Their work was partially funded from the U.S. Department of Energy’s Advanced Research Projects Agency – Energy (ARPA-E) Robust Affordable Next Generation Energy Storage Program, the remaining funding from the Office of Naval Research and private funding.

Enzinc and the U.S. Naval Research Laboratory Sign License Deal for New 3D Zinc Battery Technology

Enzinc and the U.S. Naval Research Laboratory Sign License Deal for New 3D Zinc Battery Technology

From the U.S. Naval Research Laboratory Press Office

WASHINGTON, DC:  The U.S. Naval Research Laboratory (NRL) has signed a commercial licensing agreement with Enzinc to commercialize the 3D zinc sponge anode technology in a nickel-zinc battery for certain applications. The license gives Enzinc the exclusive rights to all electric road vehicles (from two wheel to multiwheel), hybrid vehicles, start-stop vehicles, and microgrids/distributed grids up to 60MW.

This technology was revealed in the peer-reviewed Science magazine article dated 28 April 2017. “There is significant interest in our plans to commercialize this technology for two such important areas of the renewable marketplace: electric vehicles and microgrids,” said Michael Burz, CEO and founder of Enzinc. “We look forward to continuing our association with the USNRL, one of the nation’s preeminent research laboratories.”

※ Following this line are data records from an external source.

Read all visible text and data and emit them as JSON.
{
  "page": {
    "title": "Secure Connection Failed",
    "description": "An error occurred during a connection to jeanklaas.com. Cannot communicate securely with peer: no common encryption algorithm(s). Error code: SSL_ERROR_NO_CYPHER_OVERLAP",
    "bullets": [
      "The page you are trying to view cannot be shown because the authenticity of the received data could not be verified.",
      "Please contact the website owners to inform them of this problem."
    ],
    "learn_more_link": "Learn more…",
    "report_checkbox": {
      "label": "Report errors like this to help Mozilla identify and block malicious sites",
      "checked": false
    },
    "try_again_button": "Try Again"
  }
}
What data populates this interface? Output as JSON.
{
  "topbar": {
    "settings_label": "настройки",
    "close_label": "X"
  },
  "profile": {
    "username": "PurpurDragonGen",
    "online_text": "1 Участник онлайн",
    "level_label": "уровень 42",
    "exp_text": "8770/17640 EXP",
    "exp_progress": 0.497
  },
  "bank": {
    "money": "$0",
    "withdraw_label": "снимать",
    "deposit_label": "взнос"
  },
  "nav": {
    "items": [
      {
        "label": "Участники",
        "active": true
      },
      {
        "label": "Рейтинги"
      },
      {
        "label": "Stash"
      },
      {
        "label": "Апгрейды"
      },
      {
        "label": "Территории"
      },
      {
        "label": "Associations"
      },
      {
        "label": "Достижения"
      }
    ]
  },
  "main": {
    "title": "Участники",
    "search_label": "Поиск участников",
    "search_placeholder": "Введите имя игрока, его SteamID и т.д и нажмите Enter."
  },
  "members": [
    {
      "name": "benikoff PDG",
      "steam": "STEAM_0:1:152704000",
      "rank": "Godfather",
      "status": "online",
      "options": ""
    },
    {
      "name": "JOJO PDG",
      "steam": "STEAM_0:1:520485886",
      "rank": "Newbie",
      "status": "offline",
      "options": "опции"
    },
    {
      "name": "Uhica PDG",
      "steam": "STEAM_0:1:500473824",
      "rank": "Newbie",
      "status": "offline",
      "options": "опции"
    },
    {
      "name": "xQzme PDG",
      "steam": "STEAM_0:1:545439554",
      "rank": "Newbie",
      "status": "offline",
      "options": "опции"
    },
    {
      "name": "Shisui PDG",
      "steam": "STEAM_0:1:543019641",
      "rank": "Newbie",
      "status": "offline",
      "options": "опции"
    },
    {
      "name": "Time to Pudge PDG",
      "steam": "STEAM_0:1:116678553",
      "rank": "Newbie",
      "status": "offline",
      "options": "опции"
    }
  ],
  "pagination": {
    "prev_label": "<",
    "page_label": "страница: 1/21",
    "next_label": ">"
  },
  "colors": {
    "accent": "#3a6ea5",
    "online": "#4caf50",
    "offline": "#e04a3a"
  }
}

The 3D Zinc sponge anode technology is the first to enable common, safe and low-cost zinc to be used in a high-performance rechargeable battery. Zinc-based batteries will be as powerful as lithium–based batteries with none of the potential for fire, and will be lighter and less toxic than lead-based batteries. Past attempts to make rechargeable zinc batteries have involved pumped zinc slurries, substantially limiting applications and adding complexity and maintenance issues.